    1. And, of course, what did my nieces and nephews watch at my sister's house? Yep, that wicked sucky Charlie Brown Thanksgiving special.

  4. I always love your hysterical/historical rants. History is so clear the way you present it. More history teachers like you would have kept more dropouts in school. Happy Thanksgiving!

    1. I'm afraid that their final exam essay would have been how the Civil War would have turned out if the South brought sweet potato souffle to the White House, after all.
      It'd be a fun job, though.

  5. haha perfect blend of history and hilarity. But yeah, it is pretty commercial, as you guys have fatal err um black friday. Up here it is all done and nothing afterwards, us canadians are just early and lazy I suppose haha

    1. Ya know, the more I thought about Black Friday, the more I was afraid I would contradict myself, but it's really a Christmas thing. Then I thought it made my point about the crass commercialism of that holiday and wasn't about Thanksgiving after all. Still, I got a bitchin' flat screen TV for a song. Had to knock that pregnant lady down at Walmart to get at it, though.

  6. For someone who's favorite subject was history, Thanksgiving is my least favorite holiday.

    1. It sure isn't good for a diet, that's for sure.

  7. Way to build in a Twinkie Reference. Slow Clap.

    1. I was hoping that the Twinkie fiasco wouldn't have been solved before I posted this. No sense letting a happy ending ruin comedy.

  8. How is it you're not a history teacher, Al? I admit, I alway leave here half wondering if what you say is true or not. In our house, we always make sure dinner is done by the time the Cowboys kick off. How sad is that? But, it's a long standing tradition, almost as long as eel pie.

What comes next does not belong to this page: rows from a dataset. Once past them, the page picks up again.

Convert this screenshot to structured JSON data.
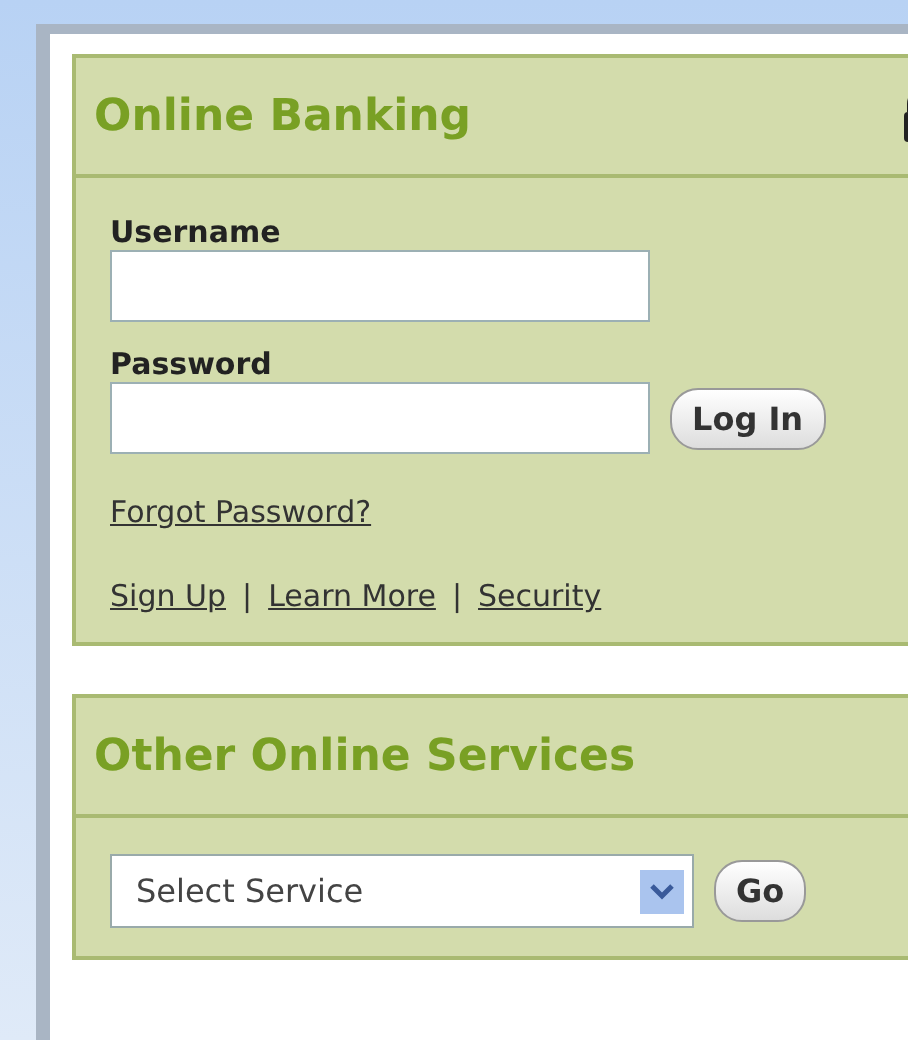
{
  "login_panel": {
    "title": "Online Banking",
    "username_label": "Username",
    "password_label": "Password",
    "login_button": "Log In",
    "forgot_link": "Forgot Password?",
    "links": [
      "Sign Up",
      "Learn More",
      "Security"
    ],
    "separator": "|"
  },
  "services_panel": {
    "title": "Other Online Services",
    "select": {
      "value": "Select Service"
    },
    "go_button": "Go"
  }
}
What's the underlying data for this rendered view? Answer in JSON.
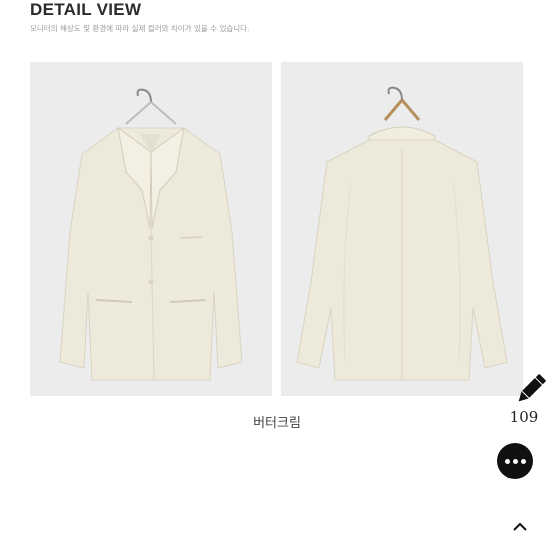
{
  "header": {
    "title": "DETAIL VIEW",
    "subtitle": "모니터의 해상도 및 환경에 따라 실제 컬러와 차이가 있을 수 있습니다."
  },
  "gallery": {
    "images": [
      {
        "view": "front",
        "alt": "jacket-front"
      },
      {
        "view": "back",
        "alt": "jacket-back"
      }
    ],
    "caption": "버터크림"
  },
  "float_tools": {
    "edit_icon": "pencil-icon",
    "count": "109",
    "chat_icon": "chat-bubble-icon",
    "scroll_top_icon": "chevron-up-icon"
  },
  "colors": {
    "background": "#ffffff",
    "photo_bg": "#ececec",
    "jacket": "#eeeadb",
    "icon": "#111111"
  }
}
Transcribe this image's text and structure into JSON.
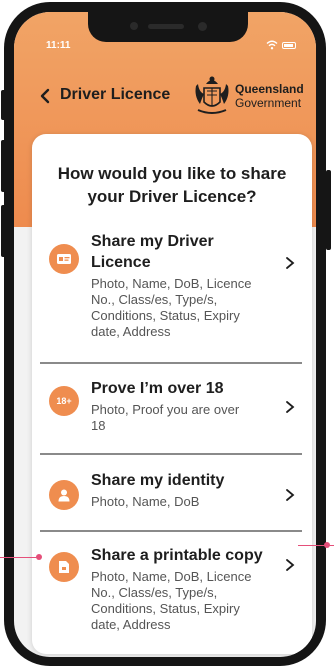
{
  "status_bar": {
    "time": "11:11"
  },
  "header": {
    "back_icon": "chevron-left-icon",
    "title": "Driver Licence",
    "logo_line1": "Queensland",
    "logo_line2": "Government"
  },
  "card": {
    "title": "How would you like to share your Driver Licence?",
    "options": [
      {
        "icon": "id-card-icon",
        "title": "Share my Driver Licence",
        "description": "Photo, Name, DoB, Licence No., Class/es, Type/s, Conditions, Status, Expiry date, Address"
      },
      {
        "icon_text": "18+",
        "title": "Prove I’m over 18",
        "description": "Photo, Proof you are over 18"
      },
      {
        "icon": "person-icon",
        "title": "Share my identity",
        "description": "Photo, Name, DoB"
      },
      {
        "icon": "document-icon",
        "title": "Share a printable copy",
        "description": "Photo, Name, DoB, Licence No., Class/es, Type/s, Conditions, Status, Expiry date, Address"
      }
    ]
  },
  "colors": {
    "accent": "#ef8d4f",
    "header_top": "#f1a466",
    "pointer": "#e54f7a"
  }
}
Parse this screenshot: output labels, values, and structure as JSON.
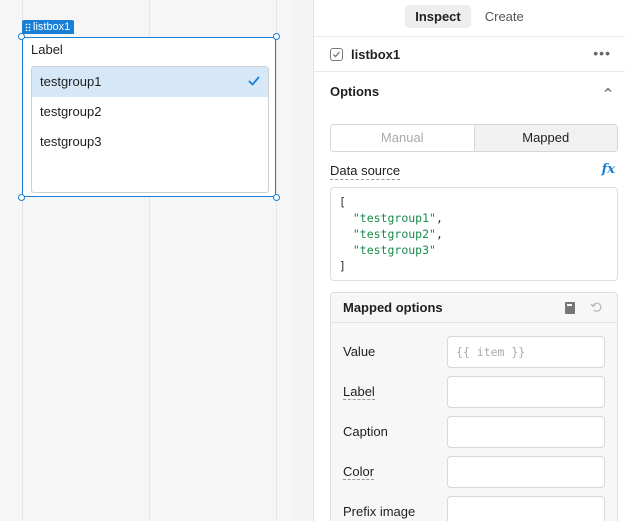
{
  "canvas": {
    "selection_badge": "listbox1",
    "widget": {
      "label": "Label",
      "items": [
        {
          "label": "testgroup1",
          "selected": true
        },
        {
          "label": "testgroup2",
          "selected": false
        },
        {
          "label": "testgroup3",
          "selected": false
        }
      ]
    }
  },
  "panel": {
    "tabs": [
      {
        "label": "Inspect",
        "active": true
      },
      {
        "label": "Create",
        "active": false
      }
    ],
    "component_name": "listbox1",
    "options_section": {
      "title": "Options",
      "mode_buttons": [
        {
          "label": "Manual",
          "active": false
        },
        {
          "label": "Mapped",
          "active": true
        }
      ],
      "data_source_label": "Data source",
      "fx_label": "fx",
      "code_lines": {
        "open": "[",
        "item1": "\"testgroup1\"",
        "item2": "\"testgroup2\"",
        "item3": "\"testgroup3\"",
        "close": "]"
      },
      "mapped_options": {
        "title": "Mapped options",
        "fields": {
          "value": {
            "label": "Value",
            "placeholder": "{{ item }}"
          },
          "label": {
            "label": "Label",
            "placeholder": ""
          },
          "caption": {
            "label": "Caption",
            "placeholder": ""
          },
          "color": {
            "label": "Color",
            "placeholder": ""
          },
          "prefix_image": {
            "label": "Prefix image",
            "placeholder": ""
          }
        }
      }
    }
  },
  "colors": {
    "accent": "#1a7fd6",
    "selected_row": "#d6e8f8",
    "code_string": "#178a4a"
  }
}
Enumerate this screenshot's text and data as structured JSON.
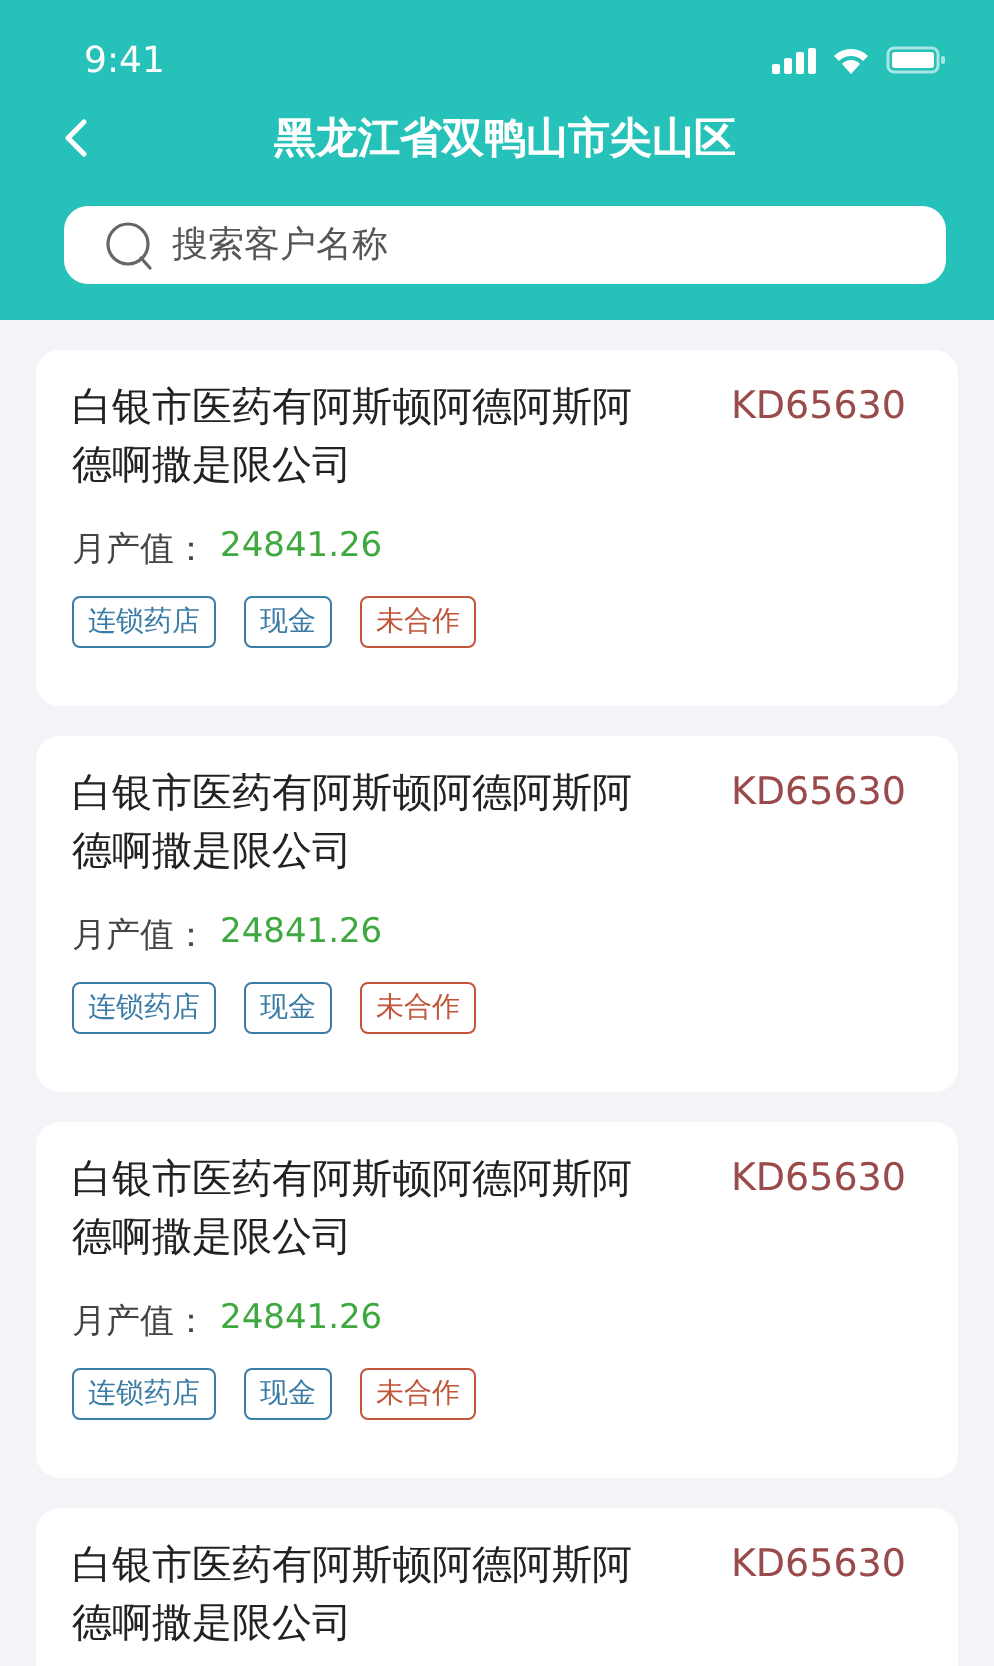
{
  "status_bar": {
    "time": "9:41"
  },
  "header": {
    "title": "黑龙江省双鸭山市尖山区"
  },
  "search": {
    "placeholder": "搜索客户名称"
  },
  "customers": [
    {
      "name": "白银市医药有阿斯顿阿德阿斯阿德啊撒是限公司",
      "code": "KD65630",
      "value_label": "月产值：",
      "value": "24841.26",
      "tags": [
        {
          "label": "连锁药店",
          "color": "#3a7ca5"
        },
        {
          "label": "现金",
          "color": "#3a7ca5"
        },
        {
          "label": "未合作",
          "color": "#c0553a"
        }
      ]
    },
    {
      "name": "白银市医药有阿斯顿阿德阿斯阿德啊撒是限公司",
      "code": "KD65630",
      "value_label": "月产值：",
      "value": "24841.26",
      "tags": [
        {
          "label": "连锁药店",
          "color": "#3a7ca5"
        },
        {
          "label": "现金",
          "color": "#3a7ca5"
        },
        {
          "label": "未合作",
          "color": "#c0553a"
        }
      ]
    },
    {
      "name": "白银市医药有阿斯顿阿德阿斯阿德啊撒是限公司",
      "code": "KD65630",
      "value_label": "月产值：",
      "value": "24841.26",
      "tags": [
        {
          "label": "连锁药店",
          "color": "#3a7ca5"
        },
        {
          "label": "现金",
          "color": "#3a7ca5"
        },
        {
          "label": "未合作",
          "color": "#c0553a"
        }
      ]
    },
    {
      "name": "白银市医药有阿斯顿阿德阿斯阿德啊撒是限公司",
      "code": "KD65630"
    }
  ]
}
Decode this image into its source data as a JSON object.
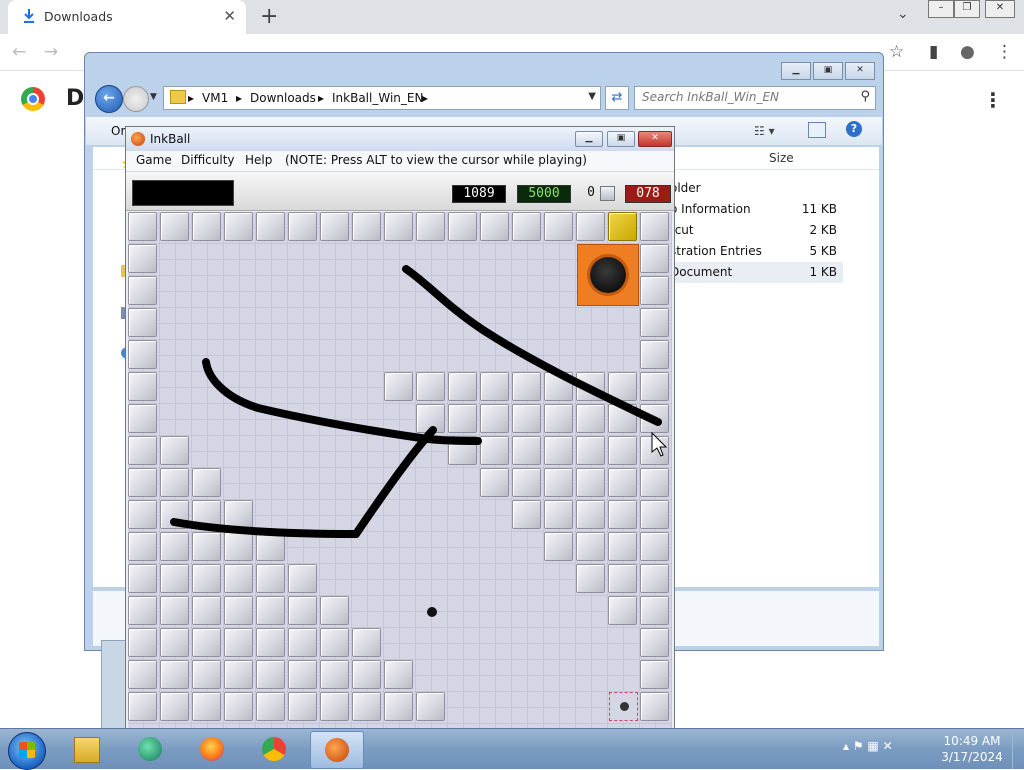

    1. I would have loved being a history teacher and think I would have taught the subject pretty much like I do here. My biggest challenge would have been getting the kids to know which was jive and which was real. For example, the thing about eel pies, Squanto, Lincoln, and FDR: real. The Pilgrims probably didn't play two lacrosse, though.